> _Instructions to follow_: Copy each line of the records below that has "JSON" in it.
BEGIN Data records
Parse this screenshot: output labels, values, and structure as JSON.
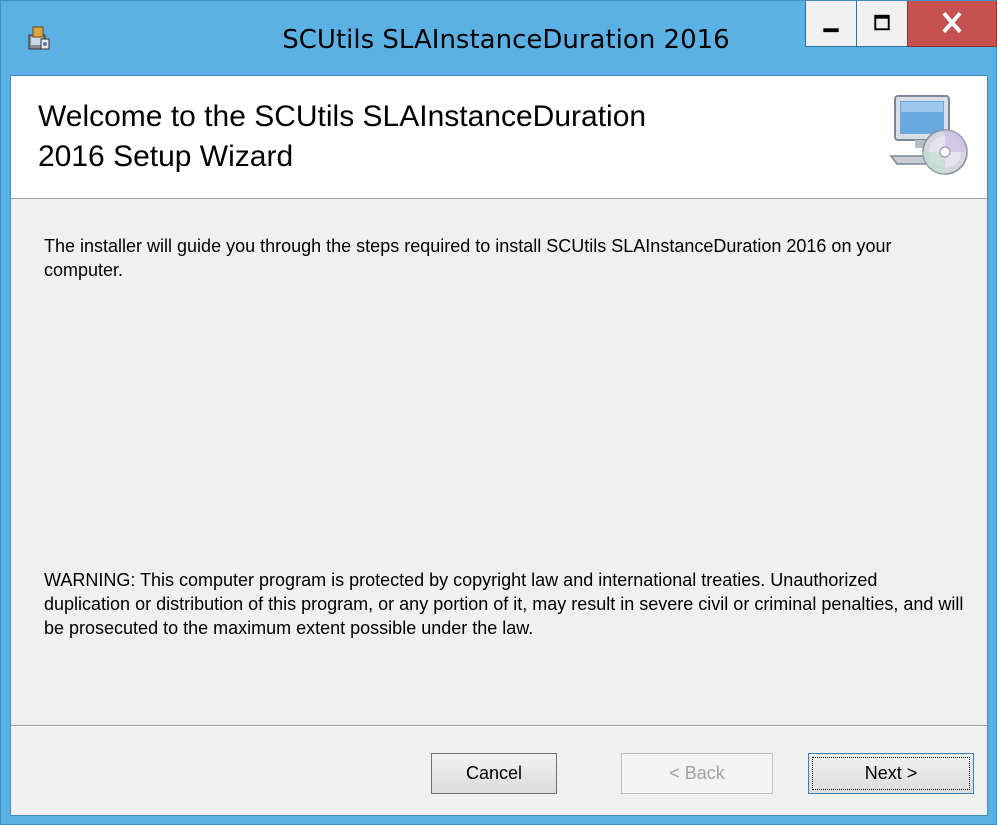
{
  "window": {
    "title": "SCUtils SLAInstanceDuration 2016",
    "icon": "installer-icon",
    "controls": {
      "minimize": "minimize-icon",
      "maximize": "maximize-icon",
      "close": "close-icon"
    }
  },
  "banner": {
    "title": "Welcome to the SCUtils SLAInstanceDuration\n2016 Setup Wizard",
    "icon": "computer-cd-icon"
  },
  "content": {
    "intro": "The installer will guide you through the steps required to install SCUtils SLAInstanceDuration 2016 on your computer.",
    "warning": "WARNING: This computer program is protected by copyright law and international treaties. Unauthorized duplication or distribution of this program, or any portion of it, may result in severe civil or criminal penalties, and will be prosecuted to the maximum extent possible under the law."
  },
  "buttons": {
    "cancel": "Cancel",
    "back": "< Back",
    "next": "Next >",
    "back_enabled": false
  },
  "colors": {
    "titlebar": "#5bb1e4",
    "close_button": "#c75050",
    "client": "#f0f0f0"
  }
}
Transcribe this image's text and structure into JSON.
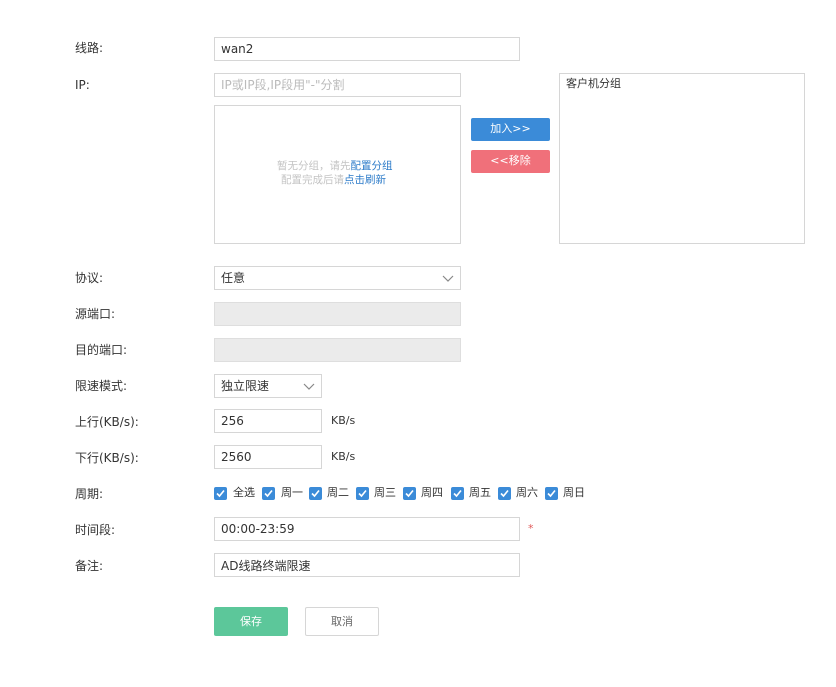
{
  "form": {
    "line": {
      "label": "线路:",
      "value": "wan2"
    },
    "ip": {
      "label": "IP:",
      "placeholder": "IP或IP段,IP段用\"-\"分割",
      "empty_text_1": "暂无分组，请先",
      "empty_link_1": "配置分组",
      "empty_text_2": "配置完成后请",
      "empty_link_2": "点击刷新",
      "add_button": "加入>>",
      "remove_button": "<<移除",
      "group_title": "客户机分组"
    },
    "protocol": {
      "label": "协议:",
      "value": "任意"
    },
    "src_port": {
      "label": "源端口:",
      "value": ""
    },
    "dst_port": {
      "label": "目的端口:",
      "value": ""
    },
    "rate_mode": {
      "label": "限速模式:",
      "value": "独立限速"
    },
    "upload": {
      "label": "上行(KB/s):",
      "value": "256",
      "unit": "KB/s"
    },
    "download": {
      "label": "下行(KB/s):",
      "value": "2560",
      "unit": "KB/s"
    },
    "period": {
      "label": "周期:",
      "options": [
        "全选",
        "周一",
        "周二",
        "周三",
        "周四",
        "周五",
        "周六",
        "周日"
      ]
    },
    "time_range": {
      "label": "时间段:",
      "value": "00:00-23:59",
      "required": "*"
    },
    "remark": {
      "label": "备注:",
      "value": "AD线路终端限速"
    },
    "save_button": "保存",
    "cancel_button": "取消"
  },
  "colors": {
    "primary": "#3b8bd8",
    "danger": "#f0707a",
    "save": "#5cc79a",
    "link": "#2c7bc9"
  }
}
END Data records
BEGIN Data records
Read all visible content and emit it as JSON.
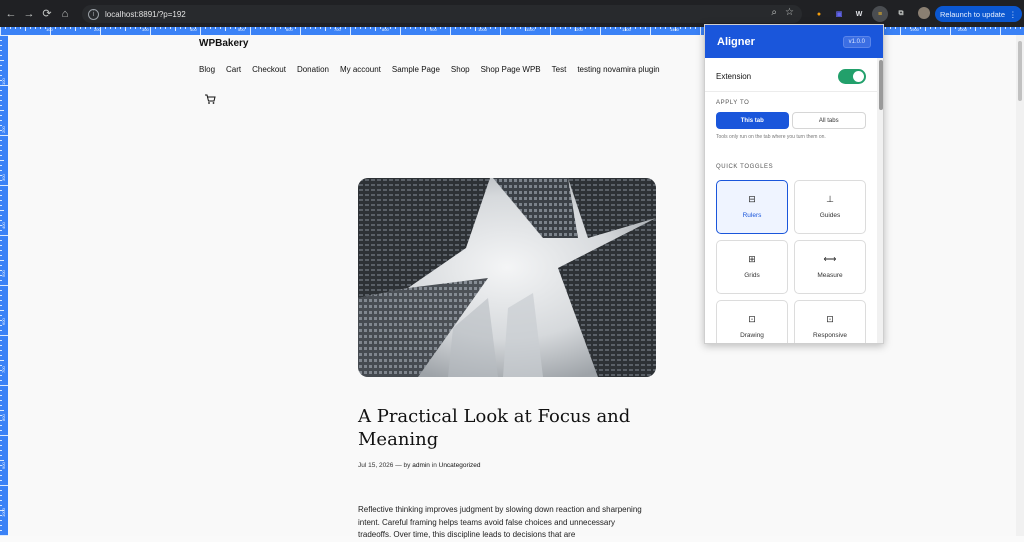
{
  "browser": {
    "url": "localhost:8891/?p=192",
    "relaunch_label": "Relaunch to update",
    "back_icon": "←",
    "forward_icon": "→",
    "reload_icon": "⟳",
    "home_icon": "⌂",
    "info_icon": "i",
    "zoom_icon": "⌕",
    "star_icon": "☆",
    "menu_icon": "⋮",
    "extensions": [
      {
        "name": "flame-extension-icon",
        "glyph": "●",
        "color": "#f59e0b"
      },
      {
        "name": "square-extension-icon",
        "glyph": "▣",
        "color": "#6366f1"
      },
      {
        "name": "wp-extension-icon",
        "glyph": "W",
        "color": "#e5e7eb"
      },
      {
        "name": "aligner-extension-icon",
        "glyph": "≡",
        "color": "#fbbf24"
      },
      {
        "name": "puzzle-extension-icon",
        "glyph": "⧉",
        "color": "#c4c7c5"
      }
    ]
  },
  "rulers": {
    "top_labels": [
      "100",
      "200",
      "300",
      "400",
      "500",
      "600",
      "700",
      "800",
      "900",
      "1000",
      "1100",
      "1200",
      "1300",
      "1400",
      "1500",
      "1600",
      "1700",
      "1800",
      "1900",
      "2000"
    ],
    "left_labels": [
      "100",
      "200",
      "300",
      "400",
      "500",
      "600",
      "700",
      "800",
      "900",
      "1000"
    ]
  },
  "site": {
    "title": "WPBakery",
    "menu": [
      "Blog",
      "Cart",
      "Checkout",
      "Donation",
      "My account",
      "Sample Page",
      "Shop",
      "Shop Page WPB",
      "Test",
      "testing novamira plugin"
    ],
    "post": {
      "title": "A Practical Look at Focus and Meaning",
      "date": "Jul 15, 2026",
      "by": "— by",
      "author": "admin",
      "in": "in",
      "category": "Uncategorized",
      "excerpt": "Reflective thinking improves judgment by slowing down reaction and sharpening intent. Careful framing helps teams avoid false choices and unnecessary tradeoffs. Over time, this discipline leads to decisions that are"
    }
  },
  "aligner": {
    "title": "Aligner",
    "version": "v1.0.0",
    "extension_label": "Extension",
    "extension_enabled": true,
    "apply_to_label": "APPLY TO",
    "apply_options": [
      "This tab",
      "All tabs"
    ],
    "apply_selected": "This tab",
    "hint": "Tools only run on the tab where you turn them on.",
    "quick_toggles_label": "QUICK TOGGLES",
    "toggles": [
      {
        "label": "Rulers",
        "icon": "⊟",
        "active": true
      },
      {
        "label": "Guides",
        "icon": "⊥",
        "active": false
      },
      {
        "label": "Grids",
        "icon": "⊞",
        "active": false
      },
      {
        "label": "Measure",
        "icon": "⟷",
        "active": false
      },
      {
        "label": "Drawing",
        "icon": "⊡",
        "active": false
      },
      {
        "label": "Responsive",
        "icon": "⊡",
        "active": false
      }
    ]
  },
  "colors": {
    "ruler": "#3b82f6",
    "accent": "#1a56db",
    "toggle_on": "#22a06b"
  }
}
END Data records
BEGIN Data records
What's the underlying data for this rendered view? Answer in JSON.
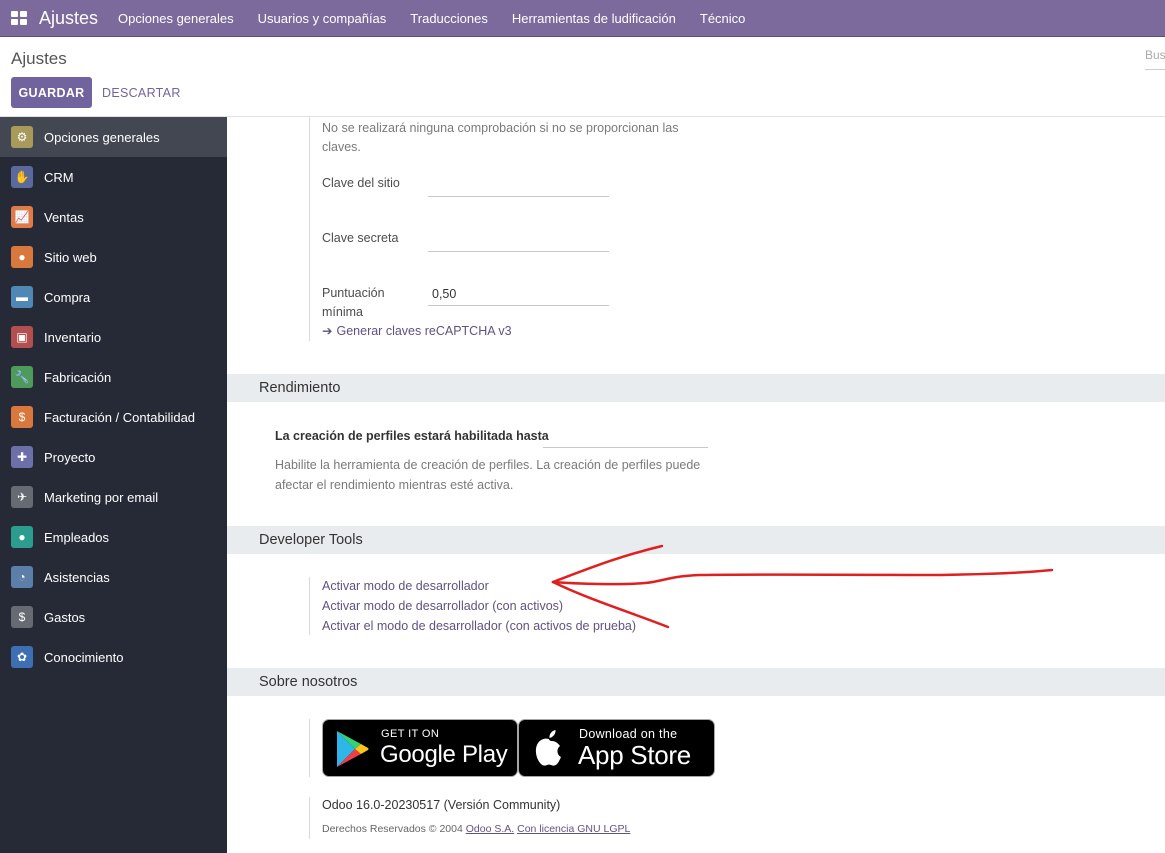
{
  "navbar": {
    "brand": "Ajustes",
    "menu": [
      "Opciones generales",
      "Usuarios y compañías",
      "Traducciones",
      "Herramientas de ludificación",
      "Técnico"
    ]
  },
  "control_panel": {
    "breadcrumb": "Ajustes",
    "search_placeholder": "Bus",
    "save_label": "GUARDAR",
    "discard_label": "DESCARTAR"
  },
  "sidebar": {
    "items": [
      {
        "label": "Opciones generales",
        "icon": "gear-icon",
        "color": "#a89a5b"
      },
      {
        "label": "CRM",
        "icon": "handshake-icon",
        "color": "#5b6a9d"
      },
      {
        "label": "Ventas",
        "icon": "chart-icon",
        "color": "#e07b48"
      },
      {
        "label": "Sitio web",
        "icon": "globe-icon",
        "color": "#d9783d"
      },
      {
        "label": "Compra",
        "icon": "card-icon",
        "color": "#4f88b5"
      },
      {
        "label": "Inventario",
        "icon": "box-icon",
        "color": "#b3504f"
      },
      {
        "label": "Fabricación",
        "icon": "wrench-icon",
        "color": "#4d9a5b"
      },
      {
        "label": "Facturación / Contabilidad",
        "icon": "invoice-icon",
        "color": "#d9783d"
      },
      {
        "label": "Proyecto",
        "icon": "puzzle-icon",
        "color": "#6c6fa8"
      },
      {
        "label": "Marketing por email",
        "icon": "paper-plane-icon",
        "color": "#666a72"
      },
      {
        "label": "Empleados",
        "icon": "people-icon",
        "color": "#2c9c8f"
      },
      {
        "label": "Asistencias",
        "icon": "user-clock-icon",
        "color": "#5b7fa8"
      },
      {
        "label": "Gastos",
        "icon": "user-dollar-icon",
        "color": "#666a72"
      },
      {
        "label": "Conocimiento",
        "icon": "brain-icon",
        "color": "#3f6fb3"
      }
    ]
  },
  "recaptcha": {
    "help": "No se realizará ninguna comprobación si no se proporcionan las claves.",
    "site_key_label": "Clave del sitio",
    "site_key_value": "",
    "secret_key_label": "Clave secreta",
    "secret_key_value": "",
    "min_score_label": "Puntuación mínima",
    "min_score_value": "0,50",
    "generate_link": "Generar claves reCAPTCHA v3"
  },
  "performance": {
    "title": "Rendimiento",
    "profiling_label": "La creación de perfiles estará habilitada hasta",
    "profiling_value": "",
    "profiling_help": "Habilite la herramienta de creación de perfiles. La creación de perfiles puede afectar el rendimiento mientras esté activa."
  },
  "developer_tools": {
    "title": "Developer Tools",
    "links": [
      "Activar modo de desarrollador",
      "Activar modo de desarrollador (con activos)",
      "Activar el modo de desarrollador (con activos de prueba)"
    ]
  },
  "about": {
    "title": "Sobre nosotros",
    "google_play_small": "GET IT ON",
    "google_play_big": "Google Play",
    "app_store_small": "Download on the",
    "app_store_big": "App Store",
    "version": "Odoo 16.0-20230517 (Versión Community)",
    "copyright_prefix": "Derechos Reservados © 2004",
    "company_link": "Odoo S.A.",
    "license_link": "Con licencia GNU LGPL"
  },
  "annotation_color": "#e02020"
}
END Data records
> _Answer section_:
Parse this screenshot: output labels, values, and structure as JSON.
Transcribe this image's text and structure into JSON.
Read all visible content and emit it as JSON.
What's the underlying data for this rendered view? Answer in JSON.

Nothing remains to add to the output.